“Our community is our home. If we don’t take care of our home, we can’t expect others to do it for us.”
Those are the words of the late Richard L. (Dick) Snyder, a community benefactor and conservationist. He knew that Pike County residents are blessed to be surrounded by pristine woodlands and waterways, and hoped future generations would benefit from them.
A local attorney, John “Duke” Schneider, is helping to fulfill Snyder’s legacy. He wants students in the Delaware Valley School District to make good use of land Snyder gave to the school district. To make that happen, he has established the Richard L. Snyder Chair of Conservation Studies Fund to create a curriculum at DV schools.
The Delaware Valley School District Superintendent, Dr. John Bell, said a curriculum that will make good use of the land is being developed for students studying environmental science at the high school.
The fund is maintained by the Greater Pike Community Foundation. Duke Schneider was active as a founding member of Greater Pike and currently serves on the board of directors.
“Representing Dick for 30 years, I saw all the good he did for other people and I want to do something in his honor, and do it in a manner that meets the philosophy that Dick had in respect to land use,” Schneider said.
The donated land is river frontage behind Milford Landing and Walmart that could be the basis of programs such as those instituted by Professor John Crow, Ph.D. Crow is familiar with the site, having used it for teaching and research at Rutgers University.
Schneider seeded the fund with a generous donation, and it now totals $50,000, which will allow for a yearly stipend to the school district to help create and maintain the program.

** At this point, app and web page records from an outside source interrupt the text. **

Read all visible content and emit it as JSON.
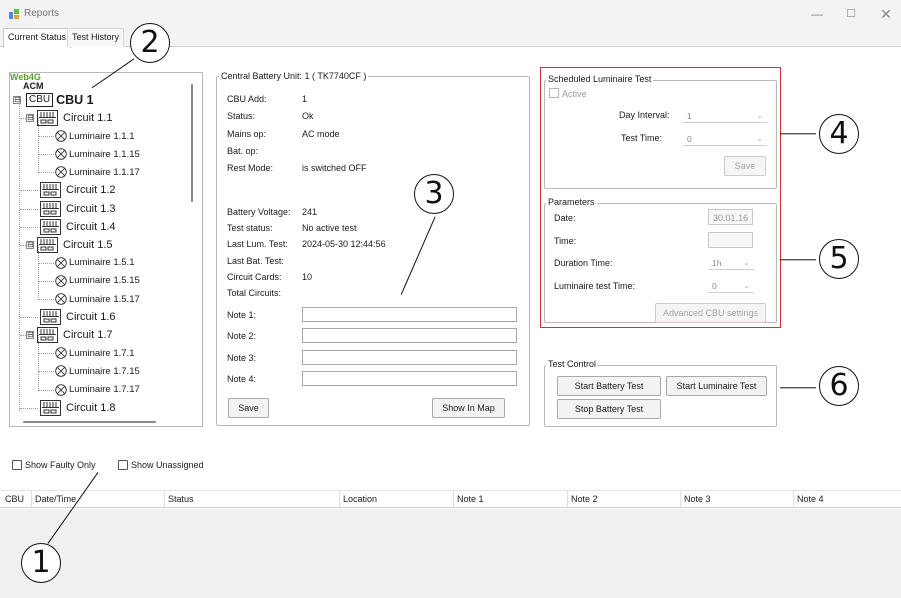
{
  "window": {
    "title": "Reports",
    "minimize_glyph": "—",
    "maximize_glyph": "☐",
    "close_glyph": "✕"
  },
  "tabs": [
    {
      "label": "Current Status",
      "selected": true
    },
    {
      "label": "Test History",
      "selected": false
    }
  ],
  "tree": {
    "brand_web": "Web4G",
    "brand_acm": "ACM",
    "cbu": {
      "icon_text": "CBU",
      "label": "CBU 1",
      "expander": "⊟"
    },
    "nodes": [
      {
        "label": "Circuit 1.1",
        "kind": "circuit",
        "expander": "⊟"
      },
      {
        "label": "Luminaire 1.1.1",
        "kind": "luminaire"
      },
      {
        "label": "Luminaire 1.1.15",
        "kind": "luminaire"
      },
      {
        "label": "Luminaire 1.1.17",
        "kind": "luminaire"
      },
      {
        "label": "Circuit 1.2",
        "kind": "circuit"
      },
      {
        "label": "Circuit 1.3",
        "kind": "circuit"
      },
      {
        "label": "Circuit 1.4",
        "kind": "circuit"
      },
      {
        "label": "Circuit 1.5",
        "kind": "circuit",
        "expander": "⊟"
      },
      {
        "label": "Luminaire 1.5.1",
        "kind": "luminaire"
      },
      {
        "label": "Luminaire 1.5.15",
        "kind": "luminaire"
      },
      {
        "label": "Luminaire 1.5.17",
        "kind": "luminaire"
      },
      {
        "label": "Circuit 1.6",
        "kind": "circuit"
      },
      {
        "label": "Circuit 1.7",
        "kind": "circuit",
        "expander": "⊟"
      },
      {
        "label": "Luminaire 1.7.1",
        "kind": "luminaire"
      },
      {
        "label": "Luminaire 1.7.15",
        "kind": "luminaire"
      },
      {
        "label": "Luminaire 1.7.17",
        "kind": "luminaire"
      },
      {
        "label": "Circuit 1.8",
        "kind": "circuit"
      }
    ]
  },
  "filters": {
    "show_faulty_only": "Show Faulty Only",
    "show_unassigned": "Show Unassigned"
  },
  "cbu_panel": {
    "title": "Central Battery Unit: 1 ( TK7740CF )",
    "rows": [
      {
        "label": "CBU Add:",
        "value": "1"
      },
      {
        "label": "Status:",
        "value": "Ok"
      },
      {
        "label": "Mains op:",
        "value": "AC mode"
      },
      {
        "label": "Bat. op:",
        "value": ""
      },
      {
        "label": "Rest Mode:",
        "value": "is switched OFF"
      }
    ],
    "rows2": [
      {
        "label": "Battery Voltage:",
        "value": "241"
      },
      {
        "label": "Test status:",
        "value": "No active test"
      },
      {
        "label": "Last Lum. Test:",
        "value": "2024-05-30 12:44:56"
      },
      {
        "label": "Last Bat. Test:",
        "value": ""
      },
      {
        "label": "Circuit Cards:",
        "value": "10"
      },
      {
        "label": "Total Circuits:",
        "value": ""
      }
    ],
    "notes": [
      {
        "label": "Note 1:",
        "value": ""
      },
      {
        "label": "Note 2:",
        "value": ""
      },
      {
        "label": "Note 3:",
        "value": ""
      },
      {
        "label": "Note 4:",
        "value": ""
      }
    ],
    "save_label": "Save",
    "show_in_map_label": "Show In Map"
  },
  "scheduled_test": {
    "title": "Scheduled Luminaire Test",
    "active_label": "Active",
    "day_interval_label": "Day Interval:",
    "day_interval_value": "1",
    "test_time_label": "Test Time:",
    "test_time_value": "0",
    "save_label": "Save"
  },
  "parameters": {
    "title": "Parameters",
    "date_label": "Date:",
    "date_value": "30.01.16",
    "time_label": "Time:",
    "time_value": "",
    "duration_label": "Duration Time:",
    "duration_value": "1h",
    "lum_test_time_label": "Luminaire test Time:",
    "lum_test_time_value": "0",
    "advanced_label": "Advanced CBU settings"
  },
  "test_control": {
    "title": "Test Control",
    "start_battery_label": "Start Battery Test",
    "start_luminaire_label": "Start Luminaire Test",
    "stop_battery_label": "Stop Battery Test"
  },
  "table": {
    "columns": [
      "CBU",
      "Date/Time",
      "Status",
      "Location",
      "Note 1",
      "Note 2",
      "Note 3",
      "Note 4"
    ]
  },
  "callouts": [
    "1",
    "2",
    "3",
    "4",
    "5",
    "6"
  ],
  "colors": {
    "highlight_frame": "#d12d3a",
    "brand_green": "#5aa02c",
    "window_chrome": "#f3f3f3"
  },
  "icons": {
    "app": "app-logo-icon",
    "circuit": "circuit-card-icon",
    "luminaire": "luminaire-icon",
    "expander": "tree-collapse-icon"
  }
}
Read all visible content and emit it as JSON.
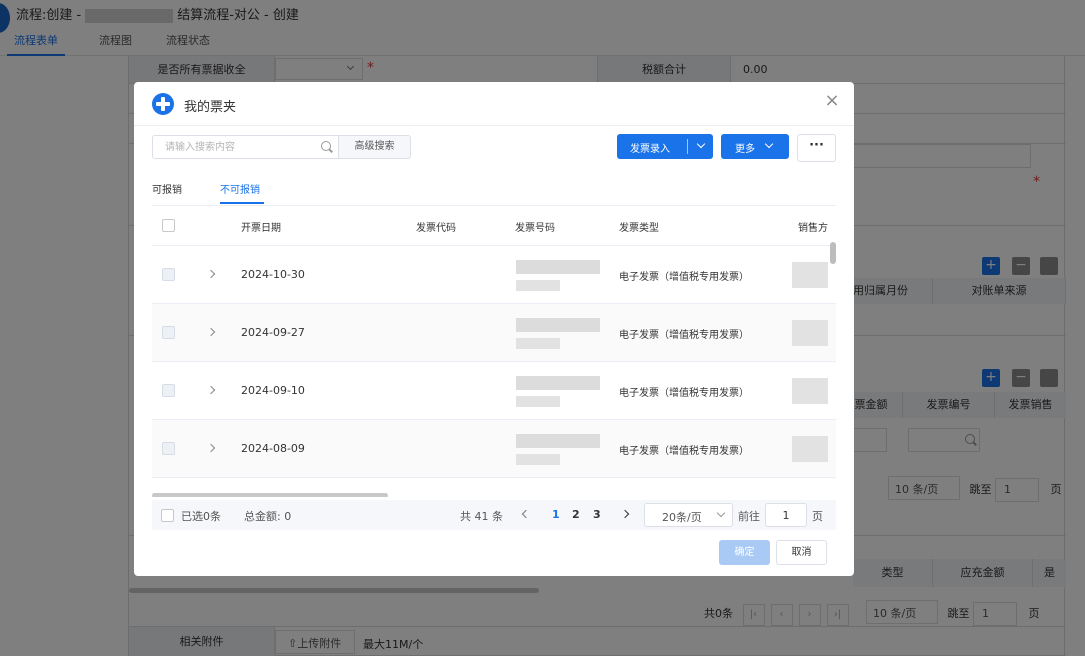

He hopes those who remember Dick and those who share his reverence for the land will donate to the fund and help it grow.
“The program should focus on conservation studies and land use,” said Schneider. “It is essential that land be used in an environmentally sound way, much like the philosophy of sustainable use espoused by Gifford Pinchot,” the first head of the United States Forest Service, and the 28th governor of Pennsylvania, whose family home, Grey Towers in Milford, is now a national historic site.
“Richard took great pride in the fact that Milford is known as the birthplace of the Conservation Movement in America,” Schneider said. “He chose to be an example to all of what we can do to promote proper land use to benefit the general public.”
To make an online donation to The Richard L. Snyder Chair of Conservation Studies Fund, visit greaterpike.org/our-funds (scroll down to the fund name and click on the link). You can also mail a check made payable to Greater Pike Community Foundation with “Conservation Chair Fund” in the memo portion. Mail to: Greater Pike Community Foundation, P.O. Box 992, Milford, PA 18337.